HTTP/1.0 200 OK Content-Type: text/html Author Assails Drug War
Pubdate: Mon, 30 Apr 2001
Source: Capital Times, The  (WI)
Copyright: 2001 The Capital Times
Author: Samara Kalk


Mike Gray Claims Government Puts Out Bogus Info

Mike Gray, a spokesman for the drug legalization movement, came to Madison 
to dispel what he says are drug myths.

In 1992, when he started research on his book, "Drug Crazy: How We Got Into 
This Mess and How We Can Get Out," he was skeptical about the drug 
information released by the federal government.

Although Gray had little use for the war on drugs beforehand, researching 
his book was eye-opening, he said.

When he started looking into the dangers of drug use, Gray said, he had an 
awakening. On Sunday he told a group of about 75 students, for instance, 
that he learned heroin is only addictive for 10 percent of people who try it.

"Absolutely everything I knew or thought I knew about drugs was totally 
bogus," he said. "Once you understand you can't trust your government, it 
opens up all channels of inquiry."

Gray was the keynote speaker for the conference titled "Illuminating 
Reality: Social, Intellectual, Economic and Faith Based Approaches to the 
War on Drugs in the 21st Century" held over the weekend at Union South.

"Illuminating Reality," sponsored by the University of Wisconsin-Madison 
chapter of Students for Sensible Drug Policy, was the first drug policy 
reform conference ever held on campus.

Student groups such as SSDP are central to reforming drug policy, said Gray.

"Your organization has the potential to assist in turning this stupid 
process around," he said.

Gray repeatedly slammed former drug czar Barry McCaffrey, who he said is 
responsible for major drug misinformation.

"There is no evidence for the other side, not a stat," he said.

Gray cited the success of the Netherlands in decriminalizing some drugs: 
The rate of addiction in Holland is one-third of what it is in the United 

Marijuana is used 30 percent less there than it is here, he said.
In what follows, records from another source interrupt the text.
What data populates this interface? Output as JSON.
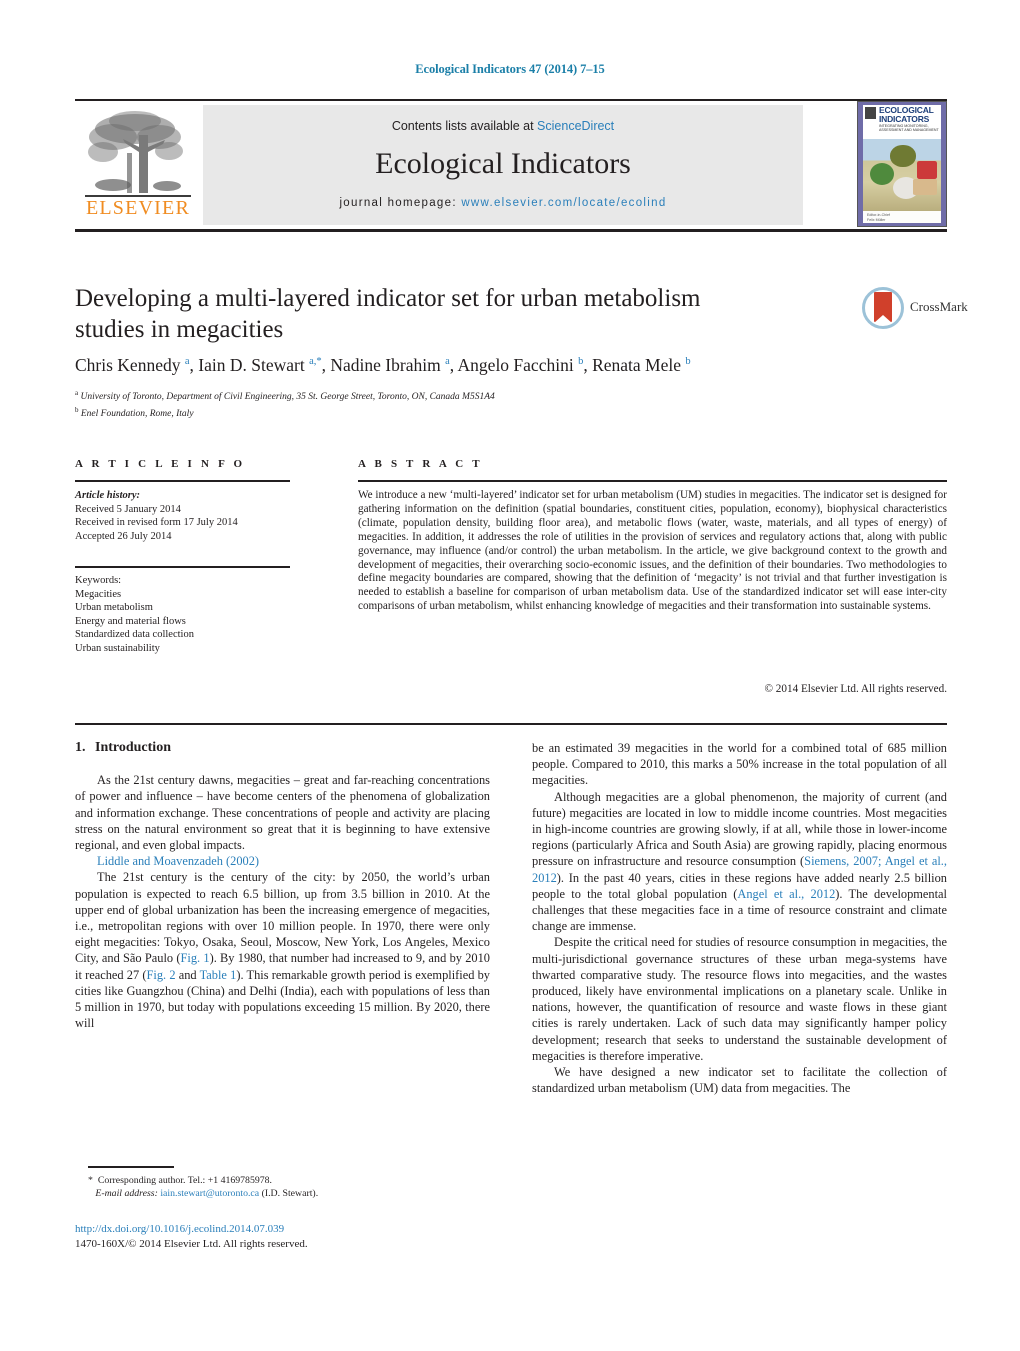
{
  "running_head": "Ecological Indicators 47 (2014) 7–15",
  "masthead": {
    "publisher_name": "ELSEVIER",
    "contents_prefix": "Contents lists available at ",
    "contents_link": "ScienceDirect",
    "journal_title": "Ecological Indicators",
    "homepage_prefix": "journal homepage: ",
    "homepage_url": "www.elsevier.com/locate/ecolind",
    "cover": {
      "line1": "ECOLOGICAL",
      "line2": "INDICATORS",
      "subtitle": "INTEGRATING MONITORING, ASSESSMENT AND MANAGEMENT",
      "footer1": "Editor-in-Chief",
      "footer2": "Felix Müller"
    }
  },
  "article": {
    "title": "Developing a multi-layered indicator set for urban metabolism studies in megacities",
    "authors": "Chris Kennedy a, Iain D. Stewart a,*, Nadine Ibrahim a, Angelo Facchini b, Renata Mele b",
    "affiliation_a": "University of Toronto, Department of Civil Engineering, 35 St. George Street, Toronto, ON, Canada M5S1A4",
    "affiliation_b": "Enel Foundation, Rome, Italy",
    "crossmark_label": "CrossMark"
  },
  "article_info": {
    "heading": "A R T I C L E   I N F O",
    "history_label": "Article history:",
    "history": [
      "Received 5 January 2014",
      "Received in revised form 17 July 2014",
      "Accepted 26 July 2014"
    ],
    "keywords_label": "Keywords:",
    "keywords": [
      "Megacities",
      "Urban metabolism",
      "Energy and material flows",
      "Standardized data collection",
      "Urban sustainability"
    ]
  },
  "abstract": {
    "heading": "A B S T R A C T",
    "text": "We introduce a new ‘multi-layered’ indicator set for urban metabolism (UM) studies in megacities. The indicator set is designed for gathering information on the definition (spatial boundaries, constituent cities, population, economy), biophysical characteristics (climate, population density, building floor area), and metabolic flows (water, waste, materials, and all types of energy) of megacities. In addition, it addresses the role of utilities in the provision of services and regulatory actions that, along with public governance, may influence (and/or control) the urban metabolism. In the article, we give background context to the growth and development of megacities, their overarching socio-economic issues, and the definition of their boundaries. Two methodologies to define megacity boundaries are compared, showing that the definition of ‘megacity’ is not trivial and that further investigation is needed to establish a baseline for comparison of urban metabolism data. Use of the standardized indicator set will ease inter-city comparisons of urban metabolism, whilst enhancing knowledge of megacities and their transformation into sustainable systems.",
    "copyright": "© 2014 Elsevier Ltd. All rights reserved."
  },
  "introduction": {
    "number": "1.",
    "heading": "Introduction",
    "quote": "As the 21st century dawns, megacities – great and far-reaching concentrations of power and influence – have become centers of the phenomena of globalization and information exchange. These concentrations of people and activity are placing stress on the natural environment so great that it is beginning to have extensive regional, and even global impacts.",
    "quote_attrib": "Liddle and Moavenzadeh (2002)",
    "para_left_1a": "The 21st century is the century of the city: by 2050, the world’s urban population is expected to reach 6.5 billion, up from 3.5 billion in 2010. At the upper end of global urbanization has been the increasing emergence of megacities, i.e., metropolitan regions with over 10 million people. In 1970, there were only eight megacities: Tokyo, Osaka, Seoul, Moscow, New York, Los Angeles, Mexico City, and São Paulo (",
    "fig1": "Fig. 1",
    "para_left_1b": "). By 1980, that number had increased to 9, and by 2010 it reached 27 (",
    "fig2": "Fig. 2",
    "and_word": " and ",
    "table1": "Table 1",
    "para_left_1c": "). This remarkable growth period is exemplified by cities like Guangzhou (China) and Delhi (India), each with populations of less than 5 million in 1970, but today with populations exceeding 15 million. By 2020, there will",
    "para_right_1": "be an estimated 39 megacities in the world for a combined total of 685 million people. Compared to 2010, this marks a 50% increase in the total population of all megacities.",
    "para_right_2a": "Although megacities are a global phenomenon, the majority of current (and future) megacities are located in low to middle income countries. Most megacities in high-income countries are growing slowly, if at all, while those in lower-income regions (particularly Africa and South Asia) are growing rapidly, placing enormous pressure on infrastructure and resource consumption (",
    "cite_siemens": "Siemens, 2007; Angel et al., 2012",
    "para_right_2b": "). In the past 40 years, cities in these regions have added nearly 2.5 billion people to the total global population (",
    "cite_angel": "Angel et al., 2012",
    "para_right_2c": "). The developmental challenges that these megacities face in a time of resource constraint and climate change are immense.",
    "para_right_3": "Despite the critical need for studies of resource consumption in megacities, the multi-jurisdictional governance structures of these urban mega-systems have thwarted comparative study. The resource flows into megacities, and the wastes produced, likely have environmental implications on a planetary scale. Unlike in nations, however, the quantification of resource and waste flows in these giant cities is rarely undertaken. Lack of such data may significantly hamper policy development; research that seeks to understand the sustainable development of megacities is therefore imperative.",
    "para_right_4": "We have designed a new indicator set to facilitate the collection of standardized urban metabolism (UM) data from megacities. The"
  },
  "footer": {
    "corresponding_marker": "*",
    "corresponding_text": "Corresponding author. Tel.: +1 4169785978.",
    "email_label": "E-mail address:",
    "email": "iain.stewart@utoronto.ca",
    "email_owner": "(I.D. Stewart).",
    "doi": "http://dx.doi.org/10.1016/j.ecolind.2014.07.039",
    "issn_line": "1470-160X/© 2014 Elsevier Ltd. All rights reserved."
  },
  "colors": {
    "link": "#2a7fba",
    "elsevier_orange": "#f08c21",
    "rule": "#231f20",
    "band": "#e8e8e8"
  }
}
Plus, the 
average age of a heroin addict is getting older there. In 1980 the average 
age was 25 in both countries, he said. Now it's 36 in the Netherlands and 
19 in the United States.
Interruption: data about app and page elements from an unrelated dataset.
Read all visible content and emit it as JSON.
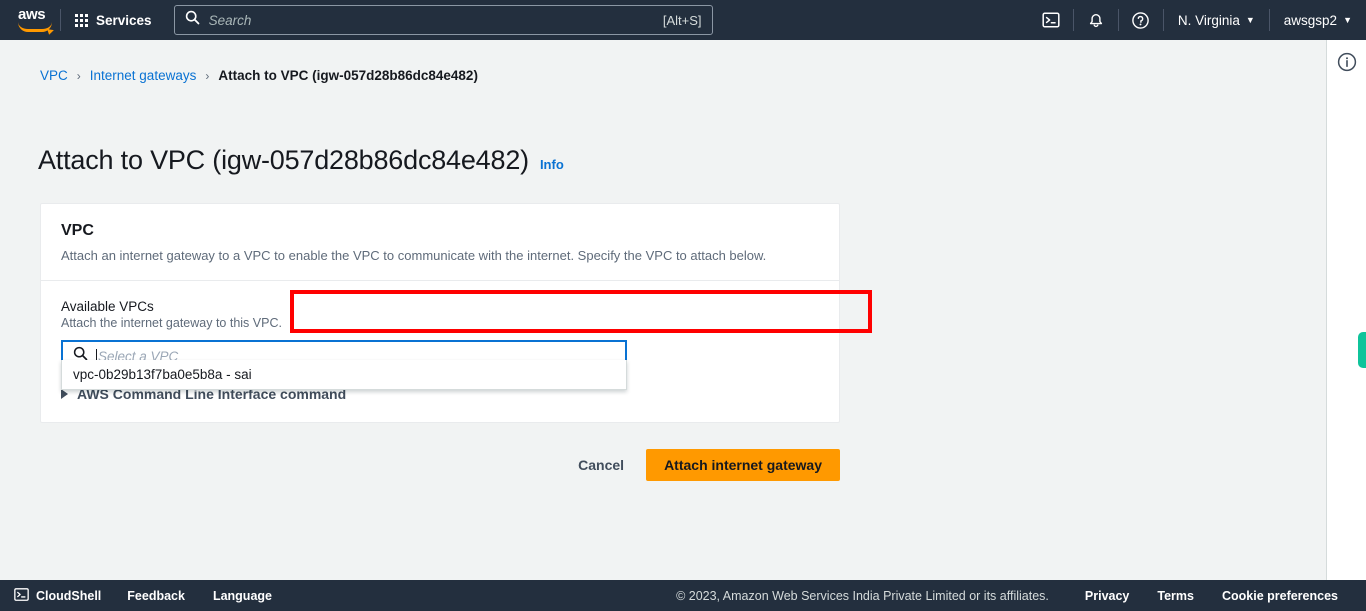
{
  "topnav": {
    "logo_text": "aws",
    "services_label": "Services",
    "search": {
      "placeholder": "Search",
      "shortcut_hint": "[Alt+S]",
      "icon": "search-icon"
    },
    "icons": [
      "cloudshell-icon",
      "bell-icon",
      "help-icon"
    ],
    "region_label": "N. Virginia",
    "account_label": "awsgsp2",
    "caret": "▼"
  },
  "breadcrumb": {
    "items": [
      {
        "label": "VPC",
        "current": false
      },
      {
        "label": "Internet gateways",
        "current": false
      },
      {
        "label": "Attach to VPC (igw-057d28b86dc84e482)",
        "current": true
      }
    ],
    "separator": "›"
  },
  "page": {
    "title": "Attach to VPC (igw-057d28b86dc84e482)",
    "info_label": "Info"
  },
  "card": {
    "title": "VPC",
    "description": "Attach an internet gateway to a VPC to enable the VPC to communicate with the internet. Specify the VPC to attach below.",
    "field": {
      "label": "Available VPCs",
      "hint": "Attach the internet gateway to this VPC.",
      "placeholder": "Select a VPC",
      "value": "",
      "search_icon": "search-icon"
    },
    "dropdown": {
      "options": [
        {
          "label": "vpc-0b29b13f7ba0e5b8a - sai"
        }
      ]
    },
    "cli_expander": {
      "label": "AWS Command Line Interface command",
      "expanded": false,
      "arrow_icon": "triangle-right-icon"
    }
  },
  "actions": {
    "cancel_label": "Cancel",
    "submit_label": "Attach internet gateway"
  },
  "right_rail": {
    "info_icon": "info-circle-icon",
    "help_tab": "green-help-tab"
  },
  "footer": {
    "cloudshell_label": "CloudShell",
    "cloudshell_icon": "terminal-icon",
    "links": [
      "Feedback",
      "Language"
    ],
    "copyright": "© 2023, Amazon Web Services India Private Limited or its affiliates.",
    "right_links": [
      "Privacy",
      "Terms",
      "Cookie preferences"
    ]
  },
  "colors": {
    "nav_background": "#232f3e",
    "page_background": "#f1f3f3",
    "accent_orange": "#ff9900",
    "link_blue": "#0972d3",
    "focus_blue": "#0972d3",
    "annotation_red": "#ff0000",
    "help_tab_green": "#0fc49b"
  }
}
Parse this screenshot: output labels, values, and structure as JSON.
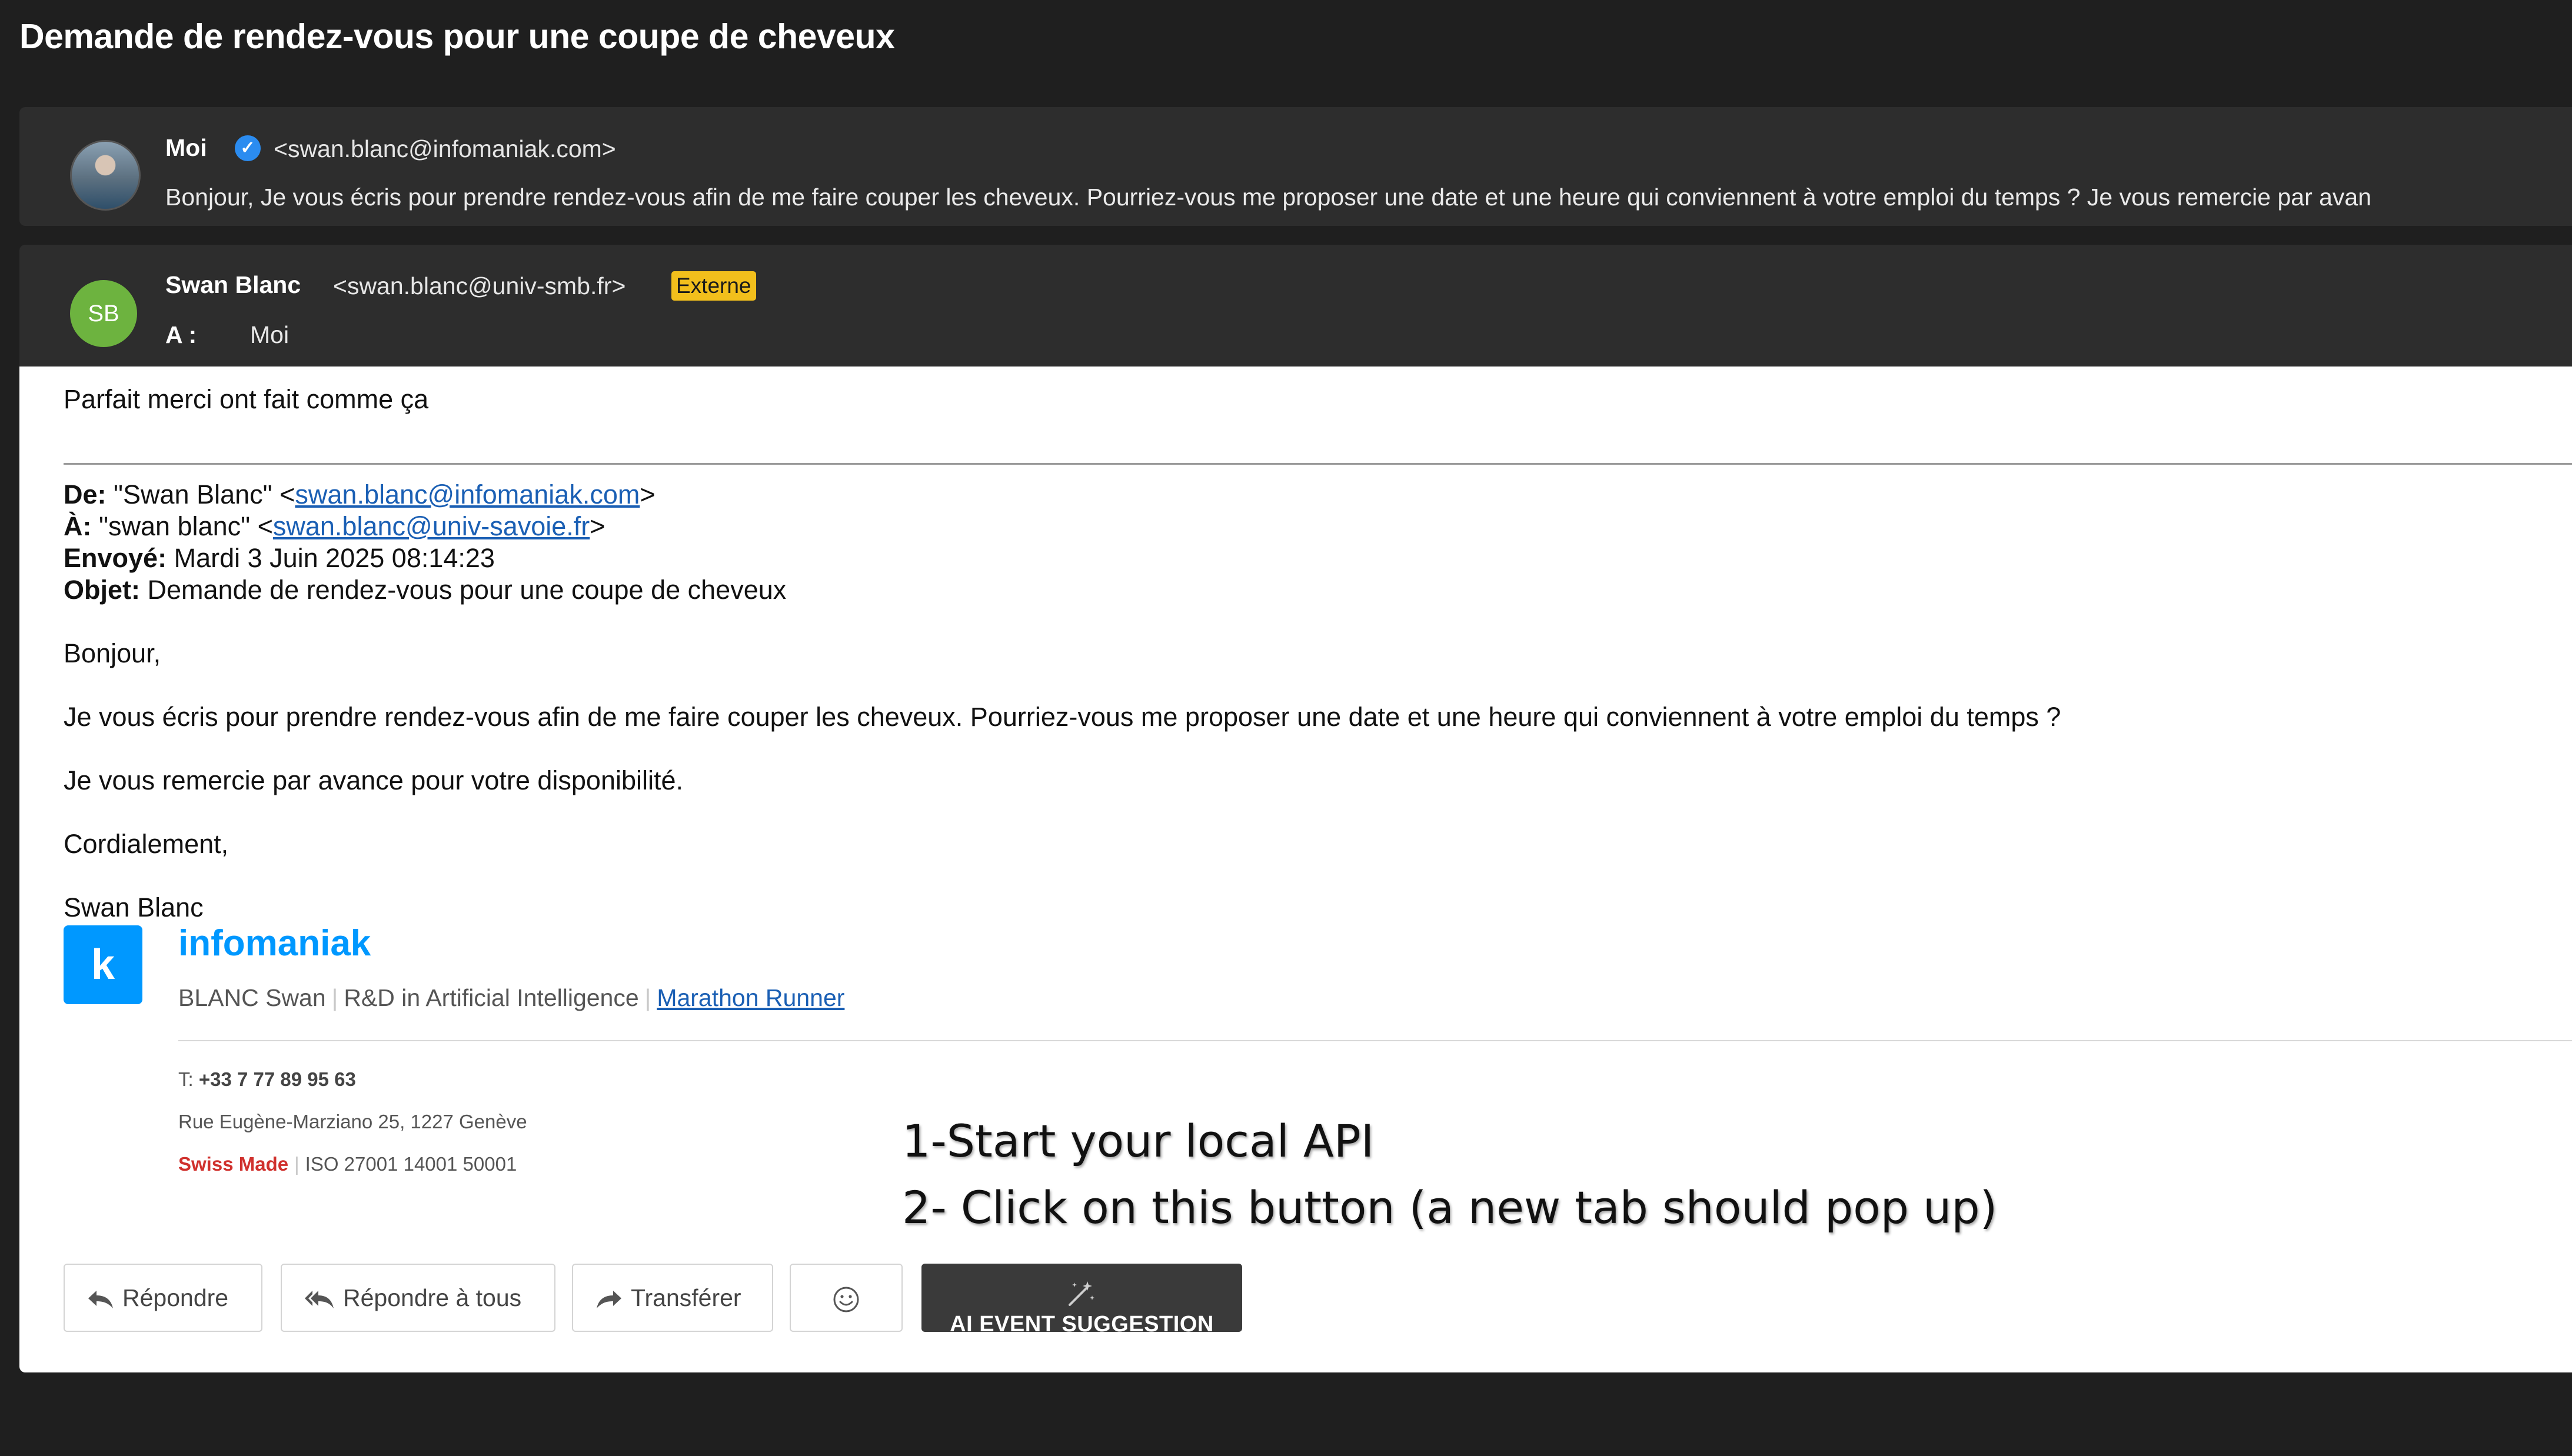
{
  "subject": "Demande de rendez-vous pour une coupe de cheveux",
  "collapsed_message": {
    "sender": "Moi",
    "email": "<swan.blanc@infomaniak.com>",
    "preview": "Bonjour, Je vous écris pour prendre rendez-vous afin de me faire couper les cheveux. Pourriez-vous me proposer une date et une heure qui conviennent à votre emploi du temps ? Je vous remercie par avan"
  },
  "open_message": {
    "initials": "SB",
    "sender": "Swan Blanc",
    "email": "<swan.blanc@univ-smb.fr>",
    "badge": "Externe",
    "to_label": "A :",
    "to_value": "Moi"
  },
  "body": {
    "reply_text": "Parfait merci ont fait comme ça",
    "quoted_header": {
      "from_label": "De:",
      "from_name": "\"Swan Blanc\" <",
      "from_email": "swan.blanc@infomaniak.com",
      "from_close": ">",
      "to_label": "À:",
      "to_name": "\"swan blanc\" <",
      "to_email": "swan.blanc@univ-savoie.fr",
      "to_close": ">",
      "sent_label": "Envoyé:",
      "sent_value": "Mardi 3 Juin 2025 08:14:23",
      "subject_label": "Objet:",
      "subject_value": "Demande de rendez-vous pour une coupe de cheveux"
    },
    "greeting": "Bonjour,",
    "paragraph1": "Je vous écris pour prendre rendez-vous afin de me faire couper les cheveux. Pourriez-vous me proposer une date et une heure qui conviennent à votre emploi du temps ?",
    "paragraph2": "Je vous remercie par avance pour votre disponibilité.",
    "closing": "Cordialement,",
    "signature_name": "Swan Blanc"
  },
  "signature": {
    "logo_letter": "k",
    "brand": "infomaniak",
    "name": "BLANC Swan",
    "role": "R&D in Artificial Intelligence",
    "link": "Marathon Runner",
    "phone_label": "T:",
    "phone": "+33 7 77 89 95 63",
    "address": "Rue Eugène-Marziano 25, 1227 Genève",
    "swiss_made": "Swiss Made",
    "iso": "ISO 27001 14001 50001"
  },
  "annotation": {
    "line1": "1-Start your local API",
    "line2": "2- Click on this button (a new tab should pop up)"
  },
  "actions": {
    "reply": "Répondre",
    "reply_all": "Répondre à tous",
    "forward": "Transférer",
    "ai_label": "AI EVENT SUGGESTION"
  },
  "colors": {
    "background": "#1f1f1f",
    "header_panel": "#2d2d2d",
    "brand_blue": "#0098ff",
    "badge_yellow": "#f2bf1c",
    "avatar_green": "#6db33f",
    "link_blue": "#1a5fb4",
    "swiss_red": "#d0312d"
  },
  "icons": {
    "verified": "verified-check-icon",
    "reply": "reply-arrow-icon",
    "reply_all": "reply-all-arrow-icon",
    "forward": "forward-arrow-icon",
    "emoji": "smiley-face-icon",
    "ai": "magic-wand-icon"
  }
}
Gray said the drug war is dissolving the country. Yet he was optimistic, 
saying marijuana is the pivotal issue in drug reform and medical marijuana 
is the front line.

"We are winning daily," he said.

Madison's most prominent anti-drug figure, Ben Masel, who was in the 
audience, referred to Gray's background in energy issues.

"If we were to move our marijuana operations out of the closets and into 
the sunlight, could we solve California's energy problem?" he asked.

In an earlier panel discussion moderated by UW Professor Donald Downs, four 
religious leaders talked about their unease with the war on drugs.

"Our drug policy is a replay of Prohibition, which was an utter failure. 
Drug policies are failing in the same ways," said Cecil Findley, a retired 
United Methodist pastor who serves part time on campus.

The drug war involves discriminatory policing, the demonization of users 
and posturing and grandstanding by politicians, he said.

Where is the emphasis on treatment and education? Findley asked.

"We are filling up our prisons with drug users," he said.

Mary Ann Macklin of the First Unitarian Society of Madison also urged 

"We have lost the art of being together, of being a community," she said.

Jenny Baumgardner of Eau Claire said she learned a lot from the two-day 

"It affects everyone. They call it a war on drugs but it is really a war on 
families, where young women are being sent to jail and prison - and 80 
percent of them are mothers," she said.
- ---
MAP posted-by: Keith Brilhart